BRAVE days for Radio Scotland, with audience figures on an upward

trend, and a haul of three first prizes at this week Sony Radio Awards

ceremony in London, including the title of ''National Station of the

Year''; in fact, it was a fine day for Scottish radio generally, with

Clyde 2 taking the Metropolitan Station of the Year award for the second

year running. Of course, like most media awards, the Sonys have to be

taken with a small pinch of salt. In categories like ''Best Drama'' --

won this year by Radio 3 and Basilisk Productions

for the remarkable soundtrack of Derek Jarman's film Blue, although

Radio Scotland's Dr Jekyll and Mr Hyde took an honourable bronze -- the

judges can just about listen to all the major candidates, and make an

independent assessment of them. But when it comes to ''sequence''

programmes and whole networks, the decision is necessarily based on

taped highlights and selective impressions; so that a mixture of skilful

spin-doctoring, fashion, gossip, and ''Buggins' turn'' tends to prevail.

Yet James Boyle's award for the new style Radio Scotland is pretty

well deserved. Love or hate the changes he has made, it is undeniable

that the network now has a sharper, more purposeful, more tightly-edited

feel than for many years, and its 25% increase in audience share must

make it the most upwardly-mobile of all the surviving BBC networks, at a

time of general retreat in the face of growing commercial competition.

Of course, it remains to be seen whether that upswing can survive the

departure of the ghastly but compelling Eddie Mair Live, which won the

''Best Speech-base Breakfast Show'' award for the programme broadcast on

the July 1, 1993, and must be one of the most talked-about programmes

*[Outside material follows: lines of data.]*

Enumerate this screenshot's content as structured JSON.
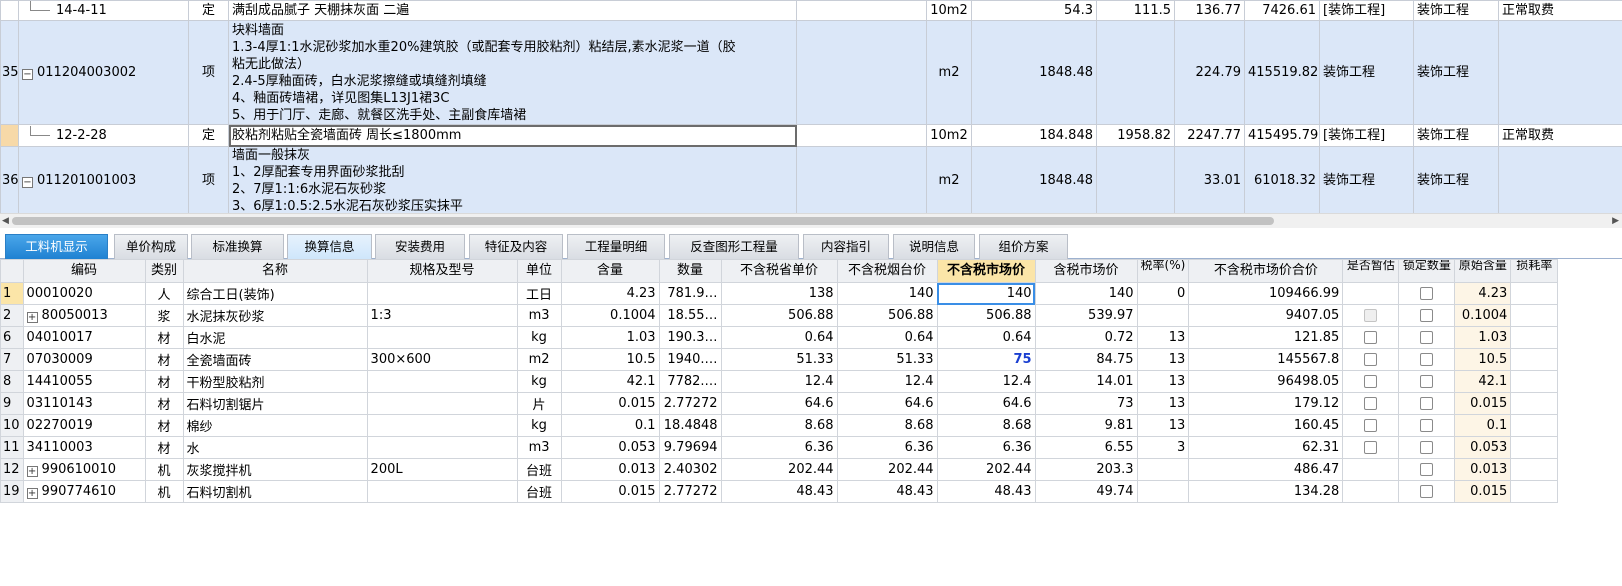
{
  "top_grid": {
    "rows": [
      {
        "idx": "",
        "code": "14-4-11",
        "kind": "定",
        "name": [
          "满刮成品腻子 天棚抹灰面 二遍"
        ],
        "unit": "10m2",
        "qty": "54.3",
        "price": "111.5",
        "total_unit": "136.77",
        "total": "7426.61",
        "category": "[装饰工程]",
        "major": "装饰工程",
        "fee": "正常取费",
        "style": "white",
        "tree": "line"
      },
      {
        "idx": "35",
        "code": "011204003002",
        "kind": "项",
        "name": [
          "块料墙面",
          "1.3-4厚1:1水泥砂浆加水重20%建筑胶（或配套专用胶粘剂）粘结层,素水泥浆一道（胶",
          "粘无此做法）",
          "2.4-5厚釉面砖，白水泥浆擦缝或填缝剂填缝",
          "4、釉面砖墙裙，详见图集L13J1裙3C",
          "5、用于门厅、走廊、就餐区洗手处、主副食库墙裙"
        ],
        "unit": "m2",
        "qty": "1848.48",
        "price": "",
        "total_unit": "224.79",
        "total": "415519.82",
        "category": "装饰工程",
        "major": "装饰工程",
        "fee": "",
        "style": "blue",
        "tree": "minus"
      },
      {
        "idx": "",
        "code": "12-2-28",
        "kind": "定",
        "name": [
          "胶粘剂粘贴全瓷墙面砖 周长≤1800mm"
        ],
        "unit": "10m2",
        "qty": "184.848",
        "price": "1958.82",
        "total_unit": "2247.77",
        "total": "415495.79",
        "category": "[装饰工程]",
        "major": "装饰工程",
        "fee": "正常取费",
        "style": "white",
        "tree": "line"
      },
      {
        "idx": "36",
        "code": "011201001003",
        "kind": "项",
        "name": [
          "墙面一般抹灰",
          "1、2厚配套专用界面砂浆批刮",
          "2、7厚1:1:6水泥石灰砂浆",
          "3、6厚1:0.5:2.5水泥石灰砂浆压实抹平"
        ],
        "unit": "m2",
        "qty": "1848.48",
        "price": "",
        "total_unit": "33.01",
        "total": "61018.32",
        "category": "装饰工程",
        "major": "装饰工程",
        "fee": "",
        "style": "blue",
        "tree": "minus"
      }
    ]
  },
  "tabs": [
    {
      "label": "工料机显示",
      "state": "active"
    },
    {
      "label": "单价构成",
      "state": ""
    },
    {
      "label": "标准换算",
      "state": ""
    },
    {
      "label": "换算信息",
      "state": "light"
    },
    {
      "label": "安装费用",
      "state": ""
    },
    {
      "label": "特征及内容",
      "state": ""
    },
    {
      "label": "工程量明细",
      "state": ""
    },
    {
      "label": "反查图形工程量",
      "state": ""
    },
    {
      "label": "内容指引",
      "state": ""
    },
    {
      "label": "说明信息",
      "state": ""
    },
    {
      "label": "组价方案",
      "state": ""
    }
  ],
  "bottom_grid": {
    "headers": [
      "",
      "编码",
      "类别",
      "名称",
      "规格及型号",
      "单位",
      "含量",
      "数量",
      "不含税省单价",
      "不含税烟台价",
      "不含税市场价",
      "含税市场价",
      "税率(%)",
      "不含税市场价合价",
      "是否暂估",
      "锁定数量",
      "原始含量",
      "损耗率"
    ],
    "rows": [
      {
        "n": "1",
        "code": "00010020",
        "plus": false,
        "cat": "人",
        "name": "综合工日(装饰)",
        "spec": "",
        "unit": "工日",
        "content": "4.23",
        "qty": "781.9…",
        "prov": "138",
        "yt": "140",
        "mkt": "140",
        "mkt_tax": "140",
        "rate": "0",
        "total": "109466.99",
        "est": "none",
        "lock": "box",
        "orig": "4.23"
      },
      {
        "n": "2",
        "code": "80050013",
        "plus": true,
        "cat": "浆",
        "name": "水泥抹灰砂浆",
        "spec": "1:3",
        "unit": "m3",
        "content": "0.1004",
        "qty": "18.55…",
        "prov": "506.88",
        "yt": "506.88",
        "mkt": "506.88",
        "mkt_tax": "539.97",
        "rate": "",
        "total": "9407.05",
        "est": "dis",
        "lock": "box",
        "orig": "0.1004"
      },
      {
        "n": "6",
        "code": "04010017",
        "plus": false,
        "cat": "材",
        "name": "白水泥",
        "spec": "",
        "unit": "kg",
        "content": "1.03",
        "qty": "190.3…",
        "prov": "0.64",
        "yt": "0.64",
        "mkt": "0.64",
        "mkt_tax": "0.72",
        "rate": "13",
        "total": "121.85",
        "est": "box",
        "lock": "box",
        "orig": "1.03"
      },
      {
        "n": "7",
        "code": "07030009",
        "plus": false,
        "cat": "材",
        "name": "全瓷墙面砖",
        "spec": "300×600",
        "unit": "m2",
        "content": "10.5",
        "qty": "1940.…",
        "prov": "51.33",
        "yt": "51.33",
        "mkt": "75",
        "mkt_tax": "84.75",
        "rate": "13",
        "total": "145567.8",
        "est": "box",
        "lock": "box",
        "orig": "10.5"
      },
      {
        "n": "8",
        "code": "14410055",
        "plus": false,
        "cat": "材",
        "name": "干粉型胶粘剂",
        "spec": "",
        "unit": "kg",
        "content": "42.1",
        "qty": "7782.…",
        "prov": "12.4",
        "yt": "12.4",
        "mkt": "12.4",
        "mkt_tax": "14.01",
        "rate": "13",
        "total": "96498.05",
        "est": "box",
        "lock": "box",
        "orig": "42.1"
      },
      {
        "n": "9",
        "code": "03110143",
        "plus": false,
        "cat": "材",
        "name": "石料切割锯片",
        "spec": "",
        "unit": "片",
        "content": "0.015",
        "qty": "2.77272",
        "prov": "64.6",
        "yt": "64.6",
        "mkt": "64.6",
        "mkt_tax": "73",
        "rate": "13",
        "total": "179.12",
        "est": "box",
        "lock": "box",
        "orig": "0.015"
      },
      {
        "n": "10",
        "code": "02270019",
        "plus": false,
        "cat": "材",
        "name": "棉纱",
        "spec": "",
        "unit": "kg",
        "content": "0.1",
        "qty": "18.4848",
        "prov": "8.68",
        "yt": "8.68",
        "mkt": "8.68",
        "mkt_tax": "9.81",
        "rate": "13",
        "total": "160.45",
        "est": "box",
        "lock": "box",
        "orig": "0.1"
      },
      {
        "n": "11",
        "code": "34110003",
        "plus": false,
        "cat": "材",
        "name": "水",
        "spec": "",
        "unit": "m3",
        "content": "0.053",
        "qty": "9.79694",
        "prov": "6.36",
        "yt": "6.36",
        "mkt": "6.36",
        "mkt_tax": "6.55",
        "rate": "3",
        "total": "62.31",
        "est": "box",
        "lock": "box",
        "orig": "0.053"
      },
      {
        "n": "12",
        "code": "990610010",
        "plus": true,
        "cat": "机",
        "name": "灰浆搅拌机",
        "spec": "200L",
        "unit": "台班",
        "content": "0.013",
        "qty": "2.40302",
        "prov": "202.44",
        "yt": "202.44",
        "mkt": "202.44",
        "mkt_tax": "203.3",
        "rate": "",
        "total": "486.47",
        "est": "none",
        "lock": "box",
        "orig": "0.013"
      },
      {
        "n": "19",
        "code": "990774610",
        "plus": true,
        "cat": "机",
        "name": "石料切割机",
        "spec": "",
        "unit": "台班",
        "content": "0.015",
        "qty": "2.77272",
        "prov": "48.43",
        "yt": "48.43",
        "mkt": "48.43",
        "mkt_tax": "49.74",
        "rate": "",
        "total": "134.28",
        "est": "none",
        "lock": "box",
        "orig": "0.015"
      }
    ]
  }
}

ever generated by Radio Scotland. But I particularly like the way in

which Boyle, having made his changes, is now allowing them to settle and

bed down, so that broadcasters can breathe, feel secure, begin to expand

into their new roles. Making changes is one thing, and there are plenty

of bad-to-indifferent BBC controllers who do little else. Sticking with

your decisions is a different, rarer skill.

Radio Scotland's third ''gold'' award went to the young Scottish

actress Wendy Seager, who was named ''Best Actress'' for her outstanding

performance in a heart-rending play called The Life Class -- written by

Colin Douglas and Hugh Quinn, directed by Hamish Wilson, and broadcast

on Radio 4 last summer -- about the friendship between two bright

teenagers, pupils at the same middle-class Edinburgh school, who first

meet in the waiting-room of the local cancer clinic, and accompany one

another right to the gates of death, laughing and reminiscing and

occasionally weeping together, rounding off their lives -- in the

strange, telescoped timescale of

terminal illness -- as thoroughly as if they had lived to be 80. It's

unfortunate, though, that this play, like so many others produced in

Edinburgh by Radio Scotland drama, has never -- so far as I know -- been

heard on Radio Scotland, although it is shot through with Scottish

talent, Scottish cultural references, and hard-hitting Scottish insights

into the deficiencies of our medical culture in dealing with death;

strange that a nation with a BBC ''national network'' of its own, and a

fine BBC drama department based here, so rarely brings the two together.

Meanwhile, though, Scottish actors increasingly make their voices

heard in the general drama output; this week alone, there was Maureen

Beattie making her brave best of the leading role in a strange,

irritating Monday play on Radio 4, an anachronistic medieval-feminist

drama called Gabrielle and the Angels; and Joe Dunlop, playing the white

husband and father of a mixed-race Scottish-London-South African family

in Wednesday's experimental afternoon play, Election Lives, improvised,

recorded, and transmitted almost live to mark South Africa's historic

election day. The central mixed-race couple have three sons, neatly

categorised as the rebellious one, the ambitious one trying to conform

in Major's Britain, and the one in South Africa, phoning in live reports

(genuinely telephoned in by an actor in Johannesburg) from the electoral

front line. But I loved it for its sheer topical energy, for the clarity

of Matthew Solon's basic storyline, for its frank approach to the issue

of race, and for Juanita Ageh's unforgettable performance as the

matriarch Ruth, longing to return to the country from which she was

exiled so long ago, but afraid of splitting her family.